Like the author of the book himself, Dave Evans, I studied biology and stuck with it for years because I had the misguided belief that it was my destiny to be a biomedical researcher. Both of my parents have a biology background and have been professors for years.
When I finally decided to quit, I didn’t know software engineering was my calling. How could I have? I’ve never tried. But I did know I wasn’t happy doing research or being in academia. So I did something about it.
My first job in tech out of the bootcamp was fun a few months. It got boring quickly because I spent most of my time working on small features. I wanted greater ownership of the codebase and projects much bigger in scope, and so I joined a smaller startup.

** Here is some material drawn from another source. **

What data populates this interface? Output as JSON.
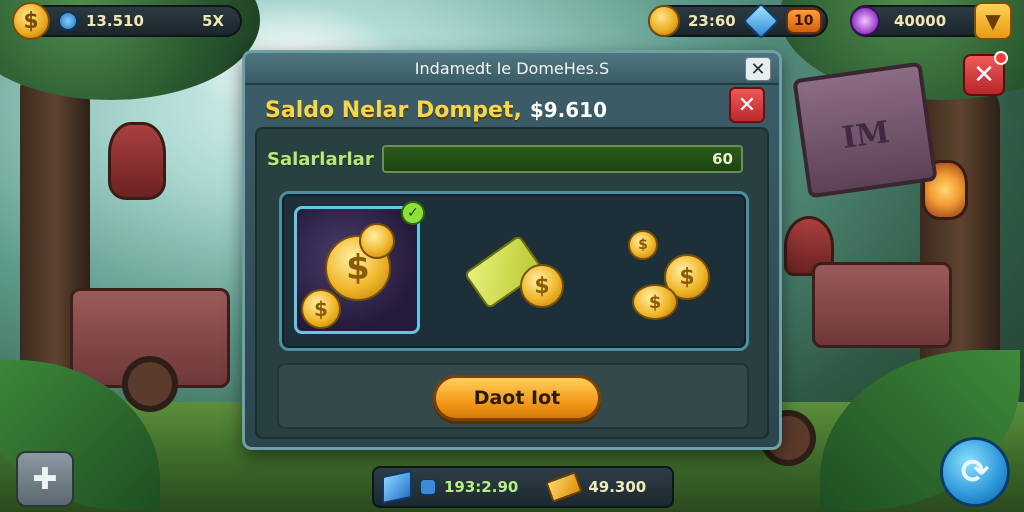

I struggled with weight and self-image. I tried zumba, running, pilates, yoga, and many other forms of exercises. Though I liked them, I wasn’t passionate about them. I wasn’t able to keep any of them as something I would do at least 2–3 times a week. Then, I tried pole dancing. And I found my calling.
Yes, though there might still be many places I’ve yet to see, I’m nevertheless a lot further along on this road than I used to be. I’ve been sprinting ahead every day, at an accelerating rate.
The secret, or rather no secret at all, to feeling unstuck, is simply doing things.
You don’t have to think for endless hours what to do or what’s the right thing to do. You just have to start with one idea, and iterate from there.
I know I’ve always liked to perform. Whether it is giving a tech presentation, a speech, or a dance show, I’ve always enjoyed being a performer.
I explored various dance groups in college, but I found I didn’t particularly enjoy group performances. Then, I started dancing at S Factor and performed in front of the instructor and other students at the end of each class. Yet I wanted more. I signed up to perform at a high-end exotic night club and found myself living a thrilling, though short-lived, double life. And now, I’m competing in various pole dancing competitions around the US.
I find competitions incredibly energizing and fun. I love choreographing new routines, perfecting new tricks, and in the end, put on a show exceeding my own expectations.
It took several rounds of iteration to find this satisfying activity. I certainly did not come up with this idea sitting around thinking. I did things.
The number one killer of productivity at work is the lack of clear and immediate action items. The same can be applied to the way we approach life.
Having action items and following through them gives us energy and puts us in a state of flow.
There’s no point spending extra weeks or months thinking through 100 different prototypes before testing any of them.
Get into a state of flow.
Stop thinking, and start doing.
“Life design is an iterative process of prototypes and experimentation.”
I’m Lily Chen, software engineer by day, writer and pole dancer by night.